◆ **What to work on**
Please show all lines of the records that include "this".

--- Data section Enclosed Below ---

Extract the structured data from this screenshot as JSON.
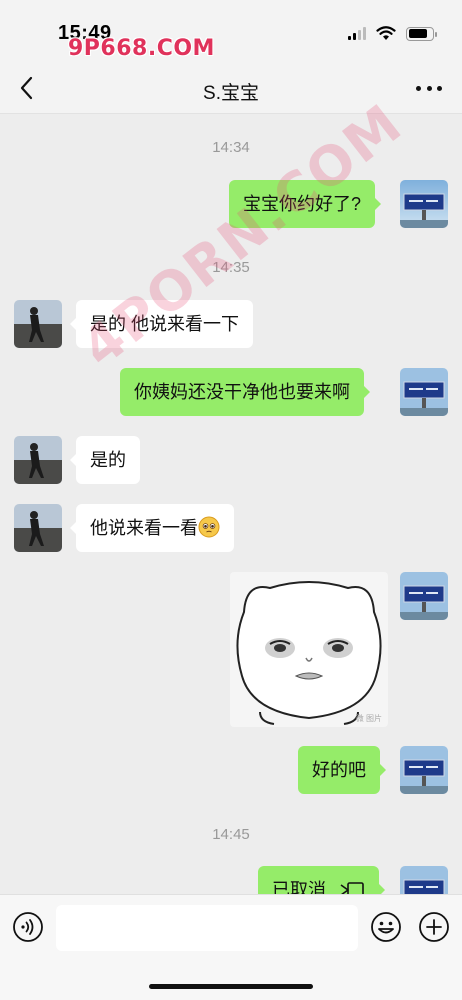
{
  "status_bar": {
    "time": "15:49",
    "watermark": "9P668.COM"
  },
  "header": {
    "title": "S.宝宝"
  },
  "watermark_diagonal": "4PORN.COM",
  "messages": {
    "ts1": "14:34",
    "m1": "宝宝你约好了?",
    "ts2": "14:35",
    "m2": "是的 他说来看一下",
    "m3": "你姨妈还没干净他也要来啊",
    "m4": "是的",
    "m5": "他说来看一看",
    "m6": "好的吧",
    "ts3": "14:45",
    "m7": "已取消",
    "sticker_caption": "微 图片"
  },
  "input_bar": {
    "placeholder": ""
  },
  "colors": {
    "outgoing_bubble": "#95ec69",
    "incoming_bubble": "#ffffff",
    "background": "#ededed"
  }
}
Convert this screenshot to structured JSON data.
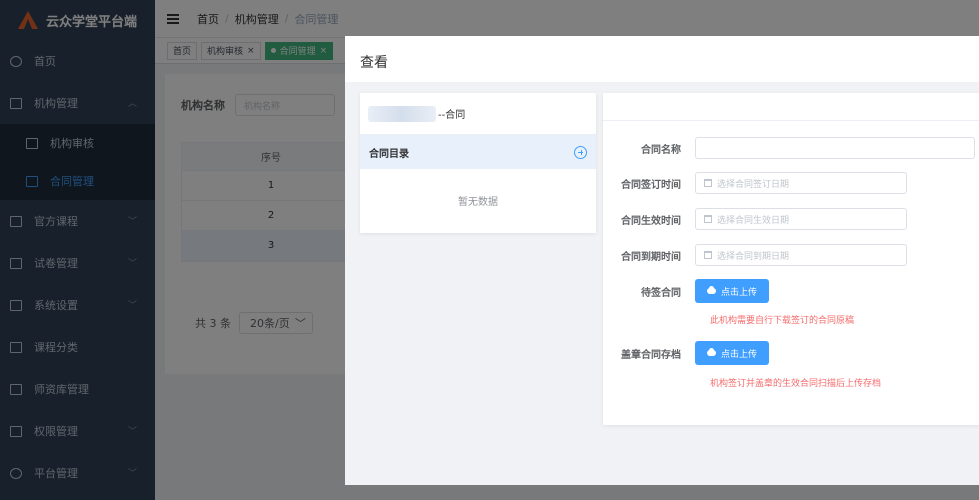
{
  "sidebar": {
    "brand": "云众学堂平台端",
    "items": [
      {
        "label": "首页"
      },
      {
        "label": "机构管理"
      },
      {
        "label": "机构审核"
      },
      {
        "label": "合同管理"
      },
      {
        "label": "官方课程"
      },
      {
        "label": "试卷管理"
      },
      {
        "label": "系统设置"
      },
      {
        "label": "课程分类"
      },
      {
        "label": "师资库管理"
      },
      {
        "label": "权限管理"
      },
      {
        "label": "平台管理"
      }
    ]
  },
  "breadcrumb": [
    "首页",
    "机构管理",
    "合同管理"
  ],
  "tags": [
    {
      "label": "首页"
    },
    {
      "label": "机构审核"
    },
    {
      "label": "合同管理"
    }
  ],
  "main": {
    "filter_label": "机构名称",
    "filter_placeholder": "机构名称",
    "table_header": "序号",
    "rows": [
      "1",
      "2",
      "3"
    ],
    "total": "共 3 条",
    "page_size": "20条/页"
  },
  "dialog": {
    "title": "查看",
    "contract_suffix": "--合同",
    "catalog_label": "合同目录",
    "empty_text": "暂无数据",
    "form": {
      "name_label": "合同名称",
      "sign_label": "合同签订时间",
      "sign_placeholder": "选择合同签订日期",
      "effective_label": "合同生效时间",
      "effective_placeholder": "选择合同生效日期",
      "expire_label": "合同到期时间",
      "expire_placeholder": "选择合同到期日期",
      "pending_label": "待签合同",
      "upload_label": "点击上传",
      "pending_hint": "此机构需要自行下载签订的合同原稿",
      "archive_label": "盖章合同存档",
      "archive_hint": "机构签订并盖章的生效合同扫描后上传存档"
    }
  }
}
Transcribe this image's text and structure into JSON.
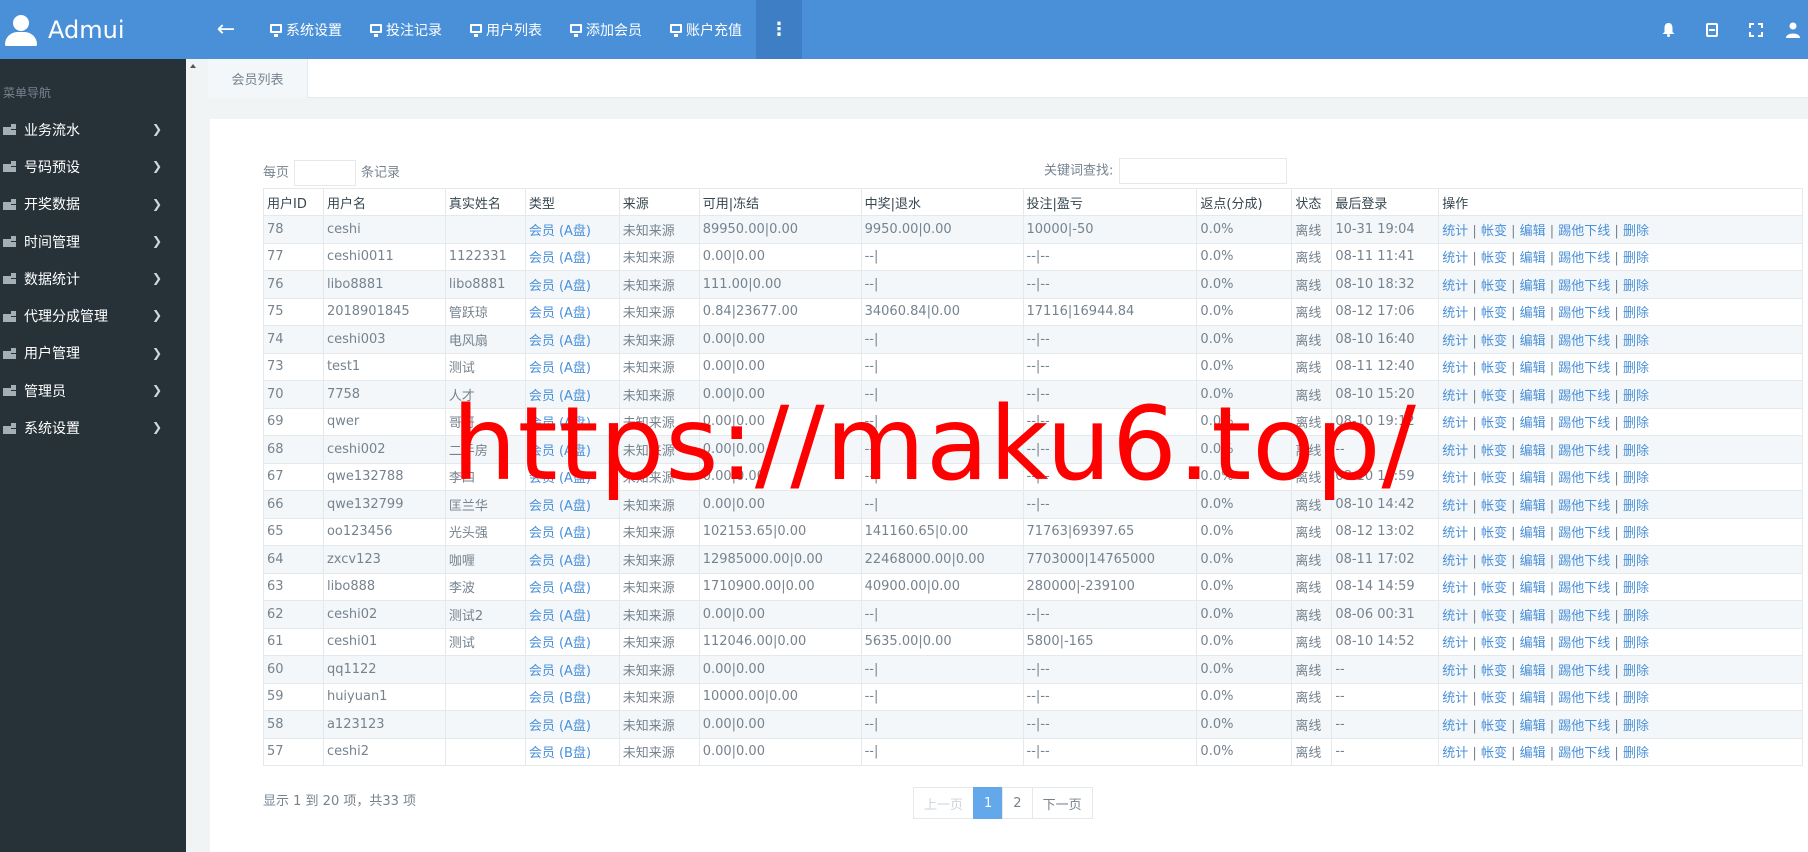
{
  "brand": {
    "name": "Admui"
  },
  "topnav": {
    "items": [
      {
        "label": "系统设置"
      },
      {
        "label": "投注记录"
      },
      {
        "label": "用户列表"
      },
      {
        "label": "添加会员"
      },
      {
        "label": "账户充值"
      }
    ],
    "more": "⋮",
    "back": "←"
  },
  "sidebar": {
    "section": "菜单导航",
    "items": [
      {
        "label": "业务流水"
      },
      {
        "label": "号码预设"
      },
      {
        "label": "开奖数据"
      },
      {
        "label": "时间管理"
      },
      {
        "label": "数据统计"
      },
      {
        "label": "代理分成管理"
      },
      {
        "label": "用户管理"
      },
      {
        "label": "管理员"
      },
      {
        "label": "系统设置"
      }
    ]
  },
  "tab": {
    "label": "会员列表"
  },
  "toolbar": {
    "per_page_prefix": "每页",
    "per_page_suffix": "条记录",
    "search_label": "关键词查找:"
  },
  "table": {
    "headers": [
      "用户ID",
      "用户名",
      "真实姓名",
      "类型",
      "来源",
      "可用|冻结",
      "中奖|退水",
      "投注|盈亏",
      "返点(分成)",
      "状态",
      "最后登录",
      "操作"
    ],
    "rows": [
      [
        "78",
        "ceshi",
        "",
        "会员 (A盘)",
        "未知来源",
        "89950.00|0.00",
        "9950.00|0.00",
        "10000|-50",
        "0.0%",
        "离线",
        "10-31 19:04"
      ],
      [
        "77",
        "ceshi0011",
        "1122331",
        "会员 (A盘)",
        "未知来源",
        "0.00|0.00",
        "--|",
        "--|--",
        "0.0%",
        "离线",
        "08-11 11:41"
      ],
      [
        "76",
        "libo8881",
        "libo8881",
        "会员 (A盘)",
        "未知来源",
        "111.00|0.00",
        "--|",
        "--|--",
        "0.0%",
        "离线",
        "08-10 18:32"
      ],
      [
        "75",
        "2018901845",
        "管跃琼",
        "会员 (A盘)",
        "未知来源",
        "0.84|23677.00",
        "34060.84|0.00",
        "17116|16944.84",
        "0.0%",
        "离线",
        "08-12 17:06"
      ],
      [
        "74",
        "ceshi003",
        "电风扇",
        "会员 (A盘)",
        "未知来源",
        "0.00|0.00",
        "--|",
        "--|--",
        "0.0%",
        "离线",
        "08-10 16:40"
      ],
      [
        "73",
        "test1",
        "测试",
        "会员 (A盘)",
        "未知来源",
        "0.00|0.00",
        "--|",
        "--|--",
        "0.0%",
        "离线",
        "08-11 12:40"
      ],
      [
        "70",
        "7758",
        "人才",
        "会员 (A盘)",
        "未知来源",
        "0.00|0.00",
        "--|",
        "--|--",
        "0.0%",
        "离线",
        "08-10 15:20"
      ],
      [
        "69",
        "qwer",
        "哥哥",
        "会员 (A盘)",
        "未知来源",
        "0.00|0.00",
        "--|",
        "--|--",
        "0.0%",
        "离线",
        "08-10 19:12"
      ],
      [
        "68",
        "ceshi002",
        "二手房",
        "会员 (A盘)",
        "未知来源",
        "0.00|0.00",
        "--|",
        "--|--",
        "0.0%",
        "离线",
        "--"
      ],
      [
        "67",
        "qwe132788",
        "李四",
        "会员 (A盘)",
        "未知来源",
        "0.00|0.00",
        "--|",
        "--|--",
        "0.0%",
        "离线",
        "08-10 14:59"
      ],
      [
        "66",
        "qwe132799",
        "匡兰华",
        "会员 (A盘)",
        "未知来源",
        "0.00|0.00",
        "--|",
        "--|--",
        "0.0%",
        "离线",
        "08-10 14:42"
      ],
      [
        "65",
        "oo123456",
        "光头强",
        "会员 (A盘)",
        "未知来源",
        "102153.65|0.00",
        "141160.65|0.00",
        "71763|69397.65",
        "0.0%",
        "离线",
        "08-12 13:02"
      ],
      [
        "64",
        "zxcv123",
        "咖喱",
        "会员 (A盘)",
        "未知来源",
        "12985000.00|0.00",
        "22468000.00|0.00",
        "7703000|14765000",
        "0.0%",
        "离线",
        "08-11 17:02"
      ],
      [
        "63",
        "libo888",
        "李波",
        "会员 (A盘)",
        "未知来源",
        "1710900.00|0.00",
        "40900.00|0.00",
        "280000|-239100",
        "0.0%",
        "离线",
        "08-14 14:59"
      ],
      [
        "62",
        "ceshi02",
        "测试2",
        "会员 (A盘)",
        "未知来源",
        "0.00|0.00",
        "--|",
        "--|--",
        "0.0%",
        "离线",
        "08-06 00:31"
      ],
      [
        "61",
        "ceshi01",
        "测试",
        "会员 (A盘)",
        "未知来源",
        "112046.00|0.00",
        "5635.00|0.00",
        "5800|-165",
        "0.0%",
        "离线",
        "08-10 14:52"
      ],
      [
        "60",
        "qq1122",
        "",
        "会员 (A盘)",
        "未知来源",
        "0.00|0.00",
        "--|",
        "--|--",
        "0.0%",
        "离线",
        "--"
      ],
      [
        "59",
        "huiyuan1",
        "",
        "会员 (B盘)",
        "未知来源",
        "10000.00|0.00",
        "--|",
        "--|--",
        "0.0%",
        "离线",
        "--"
      ],
      [
        "58",
        "a123123",
        "",
        "会员 (A盘)",
        "未知来源",
        "0.00|0.00",
        "--|",
        "--|--",
        "0.0%",
        "离线",
        "--"
      ],
      [
        "57",
        "ceshi2",
        "",
        "会员 (B盘)",
        "未知来源",
        "0.00|0.00",
        "--|",
        "--|--",
        "0.0%",
        "离线",
        "--"
      ]
    ],
    "ops": [
      "统计",
      "帐变",
      "编辑",
      "踢他下线",
      "删除"
    ]
  },
  "pagination": {
    "info": "显示 1 到 20 项，共33 项",
    "prev": "上一页",
    "pages": [
      "1",
      "2"
    ],
    "next": "下一页",
    "current": "1"
  },
  "watermark": "https://maku6.top/",
  "colors": {
    "topbar": "#4a90d9",
    "sidebar": "#263238",
    "link": "#4a90d9",
    "active_page": "#62a8ea",
    "watermark": "#ff0000"
  }
}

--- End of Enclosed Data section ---

◆ **Response**
Extract the structured data from this screenshot as JSON.
Convert this screenshot to structured JSON data.
Transcribe this image's text and structure into JSON.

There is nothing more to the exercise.